BEGIN RECORDS

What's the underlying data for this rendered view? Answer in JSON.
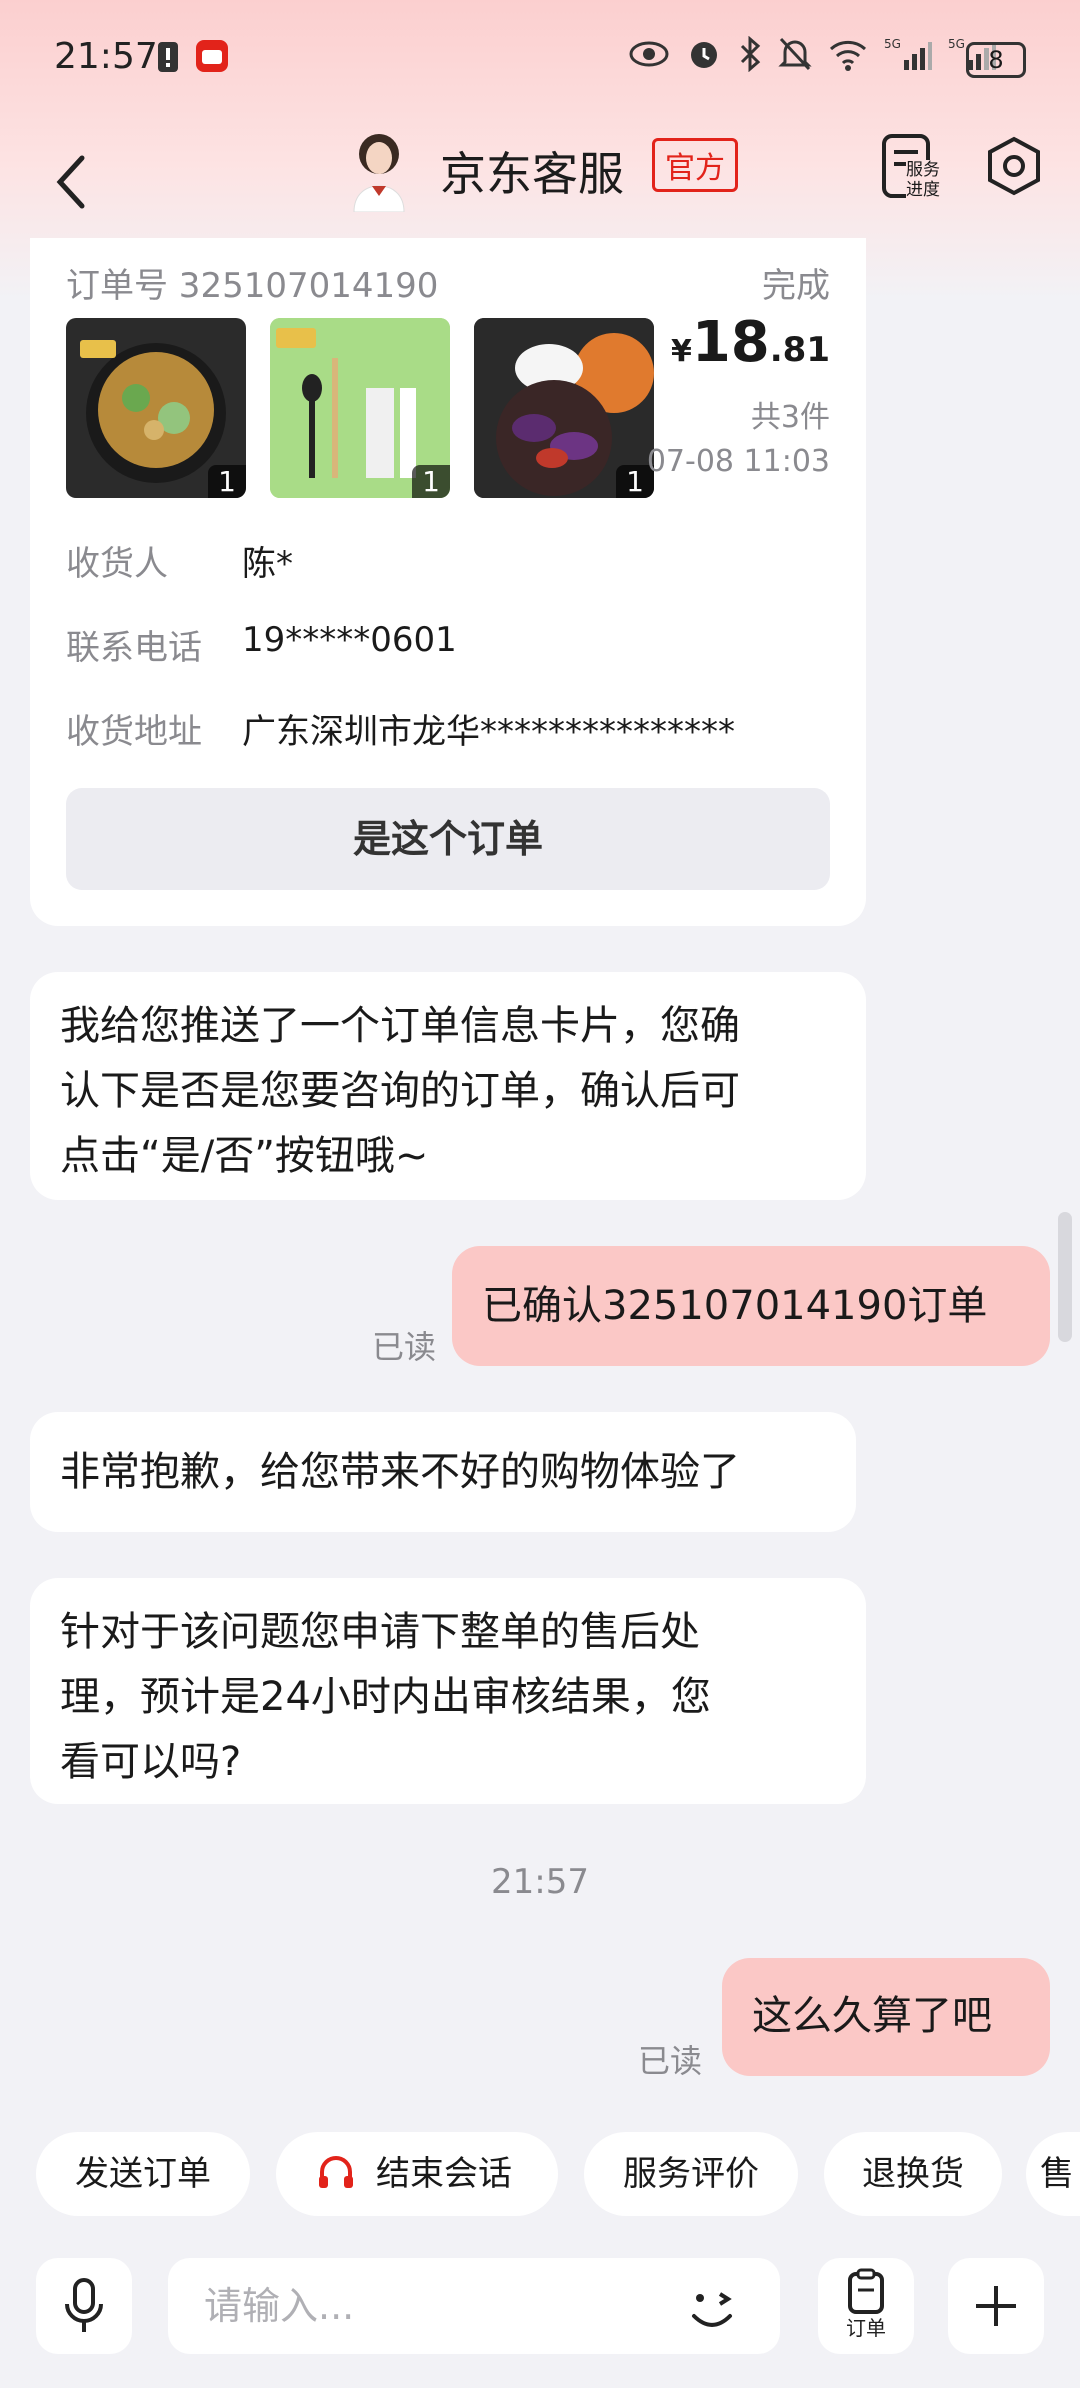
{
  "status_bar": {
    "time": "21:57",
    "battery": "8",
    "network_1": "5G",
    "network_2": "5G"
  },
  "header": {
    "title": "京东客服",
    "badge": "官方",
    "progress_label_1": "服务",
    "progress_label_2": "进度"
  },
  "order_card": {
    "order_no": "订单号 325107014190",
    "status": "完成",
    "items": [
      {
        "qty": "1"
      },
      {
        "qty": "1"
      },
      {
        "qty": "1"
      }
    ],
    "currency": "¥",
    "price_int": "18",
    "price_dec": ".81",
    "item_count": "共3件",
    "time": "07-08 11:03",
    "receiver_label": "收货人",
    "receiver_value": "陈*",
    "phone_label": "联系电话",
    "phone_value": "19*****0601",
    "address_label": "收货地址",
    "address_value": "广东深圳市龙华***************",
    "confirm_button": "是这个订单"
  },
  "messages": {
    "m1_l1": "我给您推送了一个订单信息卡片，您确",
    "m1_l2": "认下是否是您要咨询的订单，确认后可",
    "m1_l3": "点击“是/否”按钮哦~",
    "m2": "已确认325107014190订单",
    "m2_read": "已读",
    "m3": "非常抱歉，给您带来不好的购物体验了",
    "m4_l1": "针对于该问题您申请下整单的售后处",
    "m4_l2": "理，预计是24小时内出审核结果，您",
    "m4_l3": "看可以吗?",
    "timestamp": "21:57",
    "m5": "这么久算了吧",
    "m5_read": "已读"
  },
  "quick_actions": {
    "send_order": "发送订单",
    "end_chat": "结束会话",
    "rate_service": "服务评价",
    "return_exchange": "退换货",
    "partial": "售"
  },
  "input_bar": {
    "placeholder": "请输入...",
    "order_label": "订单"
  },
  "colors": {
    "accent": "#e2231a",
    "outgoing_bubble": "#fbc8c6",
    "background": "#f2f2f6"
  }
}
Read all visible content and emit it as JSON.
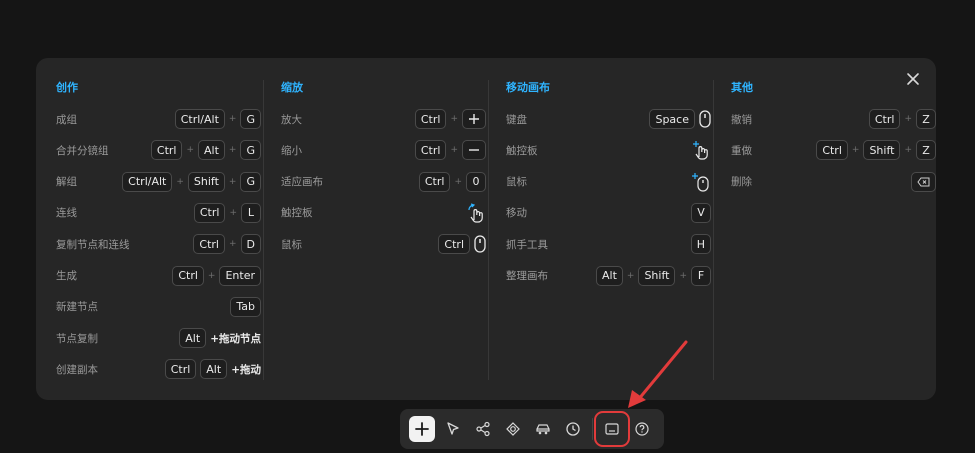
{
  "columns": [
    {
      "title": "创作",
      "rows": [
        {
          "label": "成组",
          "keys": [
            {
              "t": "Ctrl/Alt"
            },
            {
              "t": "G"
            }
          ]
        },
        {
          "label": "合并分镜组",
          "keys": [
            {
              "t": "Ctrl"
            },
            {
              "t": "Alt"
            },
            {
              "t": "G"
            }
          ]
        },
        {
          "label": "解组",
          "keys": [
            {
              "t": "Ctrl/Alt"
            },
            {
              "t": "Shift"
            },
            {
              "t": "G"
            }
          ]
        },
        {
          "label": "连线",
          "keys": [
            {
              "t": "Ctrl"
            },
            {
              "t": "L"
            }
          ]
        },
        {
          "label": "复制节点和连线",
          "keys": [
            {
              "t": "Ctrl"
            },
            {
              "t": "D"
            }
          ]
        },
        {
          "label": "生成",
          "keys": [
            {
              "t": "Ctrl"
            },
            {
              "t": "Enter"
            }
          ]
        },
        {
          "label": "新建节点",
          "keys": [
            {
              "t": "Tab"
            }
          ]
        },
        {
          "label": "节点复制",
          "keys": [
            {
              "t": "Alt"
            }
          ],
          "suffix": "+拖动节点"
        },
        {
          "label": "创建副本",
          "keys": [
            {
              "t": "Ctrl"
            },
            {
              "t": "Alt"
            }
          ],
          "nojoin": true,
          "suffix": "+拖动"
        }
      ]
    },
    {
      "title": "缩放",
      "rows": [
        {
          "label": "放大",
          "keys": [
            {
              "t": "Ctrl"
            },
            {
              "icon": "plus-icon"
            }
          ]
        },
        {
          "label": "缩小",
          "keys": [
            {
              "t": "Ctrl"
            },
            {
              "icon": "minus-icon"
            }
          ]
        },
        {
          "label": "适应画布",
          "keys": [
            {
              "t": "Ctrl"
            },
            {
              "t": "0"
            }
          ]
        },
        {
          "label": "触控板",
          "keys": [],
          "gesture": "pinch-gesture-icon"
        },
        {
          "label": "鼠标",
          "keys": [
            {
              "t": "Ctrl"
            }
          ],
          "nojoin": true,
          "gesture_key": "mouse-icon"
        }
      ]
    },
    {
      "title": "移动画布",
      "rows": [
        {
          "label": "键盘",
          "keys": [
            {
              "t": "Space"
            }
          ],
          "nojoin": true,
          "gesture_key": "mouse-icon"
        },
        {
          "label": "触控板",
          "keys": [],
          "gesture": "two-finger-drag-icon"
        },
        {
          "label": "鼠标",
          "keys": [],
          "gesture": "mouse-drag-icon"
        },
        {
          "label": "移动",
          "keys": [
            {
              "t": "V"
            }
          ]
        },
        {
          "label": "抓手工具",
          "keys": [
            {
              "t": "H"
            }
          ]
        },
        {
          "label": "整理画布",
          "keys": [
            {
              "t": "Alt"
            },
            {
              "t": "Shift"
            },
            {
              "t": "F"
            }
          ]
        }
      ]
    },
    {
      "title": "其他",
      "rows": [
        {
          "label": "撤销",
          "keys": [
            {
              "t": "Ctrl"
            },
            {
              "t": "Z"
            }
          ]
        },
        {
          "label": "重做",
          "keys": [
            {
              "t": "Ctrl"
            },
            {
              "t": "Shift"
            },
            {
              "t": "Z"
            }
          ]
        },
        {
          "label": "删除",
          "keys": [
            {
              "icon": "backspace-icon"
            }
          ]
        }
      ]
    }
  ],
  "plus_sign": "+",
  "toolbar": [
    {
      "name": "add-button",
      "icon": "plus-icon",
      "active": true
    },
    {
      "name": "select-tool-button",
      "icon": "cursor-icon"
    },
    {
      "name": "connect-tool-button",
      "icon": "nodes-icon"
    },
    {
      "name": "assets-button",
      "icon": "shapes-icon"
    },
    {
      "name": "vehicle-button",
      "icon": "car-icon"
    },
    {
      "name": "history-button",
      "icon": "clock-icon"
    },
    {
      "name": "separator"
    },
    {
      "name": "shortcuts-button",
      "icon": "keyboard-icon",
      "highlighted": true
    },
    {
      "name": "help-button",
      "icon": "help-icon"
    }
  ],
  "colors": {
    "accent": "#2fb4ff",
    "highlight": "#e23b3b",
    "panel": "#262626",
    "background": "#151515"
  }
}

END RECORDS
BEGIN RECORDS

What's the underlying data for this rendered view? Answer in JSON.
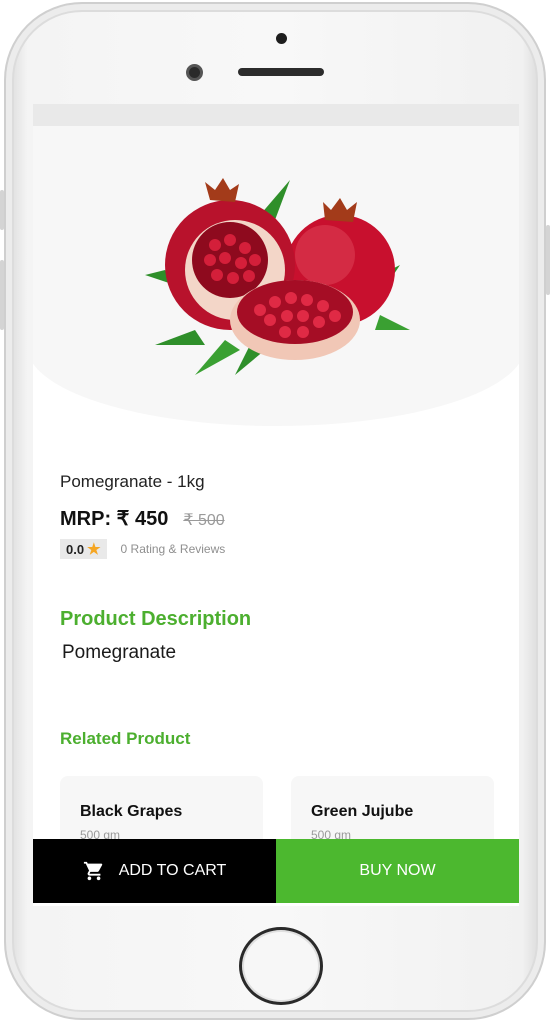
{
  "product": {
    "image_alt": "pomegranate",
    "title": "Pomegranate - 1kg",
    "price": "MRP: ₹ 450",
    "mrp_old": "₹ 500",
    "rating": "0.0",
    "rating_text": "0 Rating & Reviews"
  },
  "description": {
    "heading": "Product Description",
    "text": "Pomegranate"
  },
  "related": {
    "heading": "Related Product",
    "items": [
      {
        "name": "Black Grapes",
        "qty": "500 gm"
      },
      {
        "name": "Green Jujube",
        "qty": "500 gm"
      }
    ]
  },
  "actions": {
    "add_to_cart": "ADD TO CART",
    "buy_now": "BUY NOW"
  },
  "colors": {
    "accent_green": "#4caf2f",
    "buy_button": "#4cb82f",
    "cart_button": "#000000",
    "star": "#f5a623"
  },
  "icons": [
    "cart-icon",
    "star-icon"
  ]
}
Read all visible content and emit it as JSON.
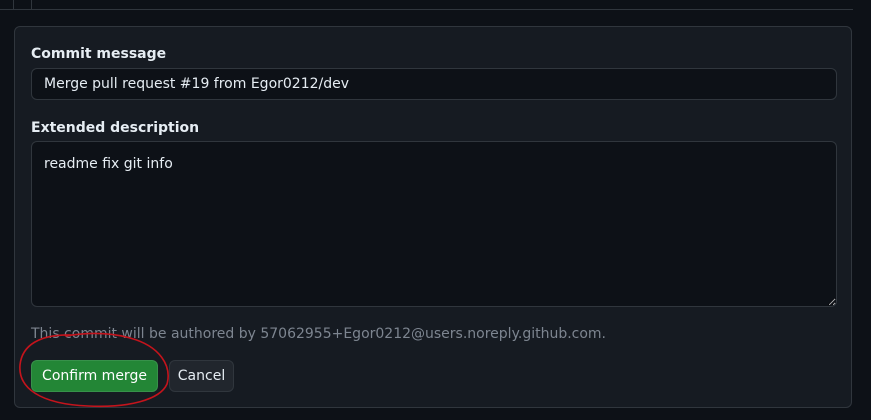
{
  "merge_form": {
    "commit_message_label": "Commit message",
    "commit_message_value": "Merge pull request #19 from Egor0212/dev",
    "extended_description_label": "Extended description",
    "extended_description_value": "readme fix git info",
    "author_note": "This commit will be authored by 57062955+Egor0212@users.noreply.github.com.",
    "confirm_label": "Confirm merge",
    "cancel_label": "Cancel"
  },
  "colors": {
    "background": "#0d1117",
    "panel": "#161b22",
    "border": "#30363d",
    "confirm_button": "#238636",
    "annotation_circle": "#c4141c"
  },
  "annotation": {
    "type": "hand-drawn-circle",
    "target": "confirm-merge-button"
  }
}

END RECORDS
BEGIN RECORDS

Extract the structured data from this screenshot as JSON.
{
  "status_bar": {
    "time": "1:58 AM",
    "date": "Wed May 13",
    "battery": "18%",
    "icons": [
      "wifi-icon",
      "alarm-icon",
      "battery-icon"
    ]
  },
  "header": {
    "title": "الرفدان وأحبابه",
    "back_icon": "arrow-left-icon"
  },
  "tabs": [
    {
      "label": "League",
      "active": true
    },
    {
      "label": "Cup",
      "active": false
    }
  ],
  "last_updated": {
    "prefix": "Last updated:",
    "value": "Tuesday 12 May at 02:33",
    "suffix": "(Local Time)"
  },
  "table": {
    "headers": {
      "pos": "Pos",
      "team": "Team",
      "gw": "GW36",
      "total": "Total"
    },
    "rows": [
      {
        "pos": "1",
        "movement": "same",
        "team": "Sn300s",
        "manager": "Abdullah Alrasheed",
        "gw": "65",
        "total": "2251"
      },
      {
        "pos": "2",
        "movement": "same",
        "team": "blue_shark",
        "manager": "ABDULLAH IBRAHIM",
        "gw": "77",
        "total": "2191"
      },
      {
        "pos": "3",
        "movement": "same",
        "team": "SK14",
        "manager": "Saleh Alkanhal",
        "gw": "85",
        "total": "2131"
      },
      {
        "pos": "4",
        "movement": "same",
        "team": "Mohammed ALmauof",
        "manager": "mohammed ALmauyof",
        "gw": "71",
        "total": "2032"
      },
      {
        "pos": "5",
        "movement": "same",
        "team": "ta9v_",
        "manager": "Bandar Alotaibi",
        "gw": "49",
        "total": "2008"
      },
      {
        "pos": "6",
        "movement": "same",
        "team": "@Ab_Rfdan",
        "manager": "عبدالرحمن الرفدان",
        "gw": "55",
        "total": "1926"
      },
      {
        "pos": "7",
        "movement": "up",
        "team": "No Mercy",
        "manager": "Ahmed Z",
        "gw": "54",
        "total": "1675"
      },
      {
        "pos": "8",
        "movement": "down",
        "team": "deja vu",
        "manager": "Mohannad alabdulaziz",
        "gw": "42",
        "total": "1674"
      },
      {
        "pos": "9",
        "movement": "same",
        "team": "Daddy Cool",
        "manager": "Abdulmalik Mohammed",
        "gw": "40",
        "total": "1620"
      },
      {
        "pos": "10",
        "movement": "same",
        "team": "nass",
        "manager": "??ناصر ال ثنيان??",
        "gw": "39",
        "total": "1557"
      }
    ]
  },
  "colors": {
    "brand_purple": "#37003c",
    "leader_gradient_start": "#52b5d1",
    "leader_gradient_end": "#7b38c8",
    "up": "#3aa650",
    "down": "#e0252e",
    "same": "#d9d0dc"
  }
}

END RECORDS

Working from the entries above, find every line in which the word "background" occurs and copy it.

    "background": "#f2f2f6"
    "background": "#151515"
    "background": "#0d1117",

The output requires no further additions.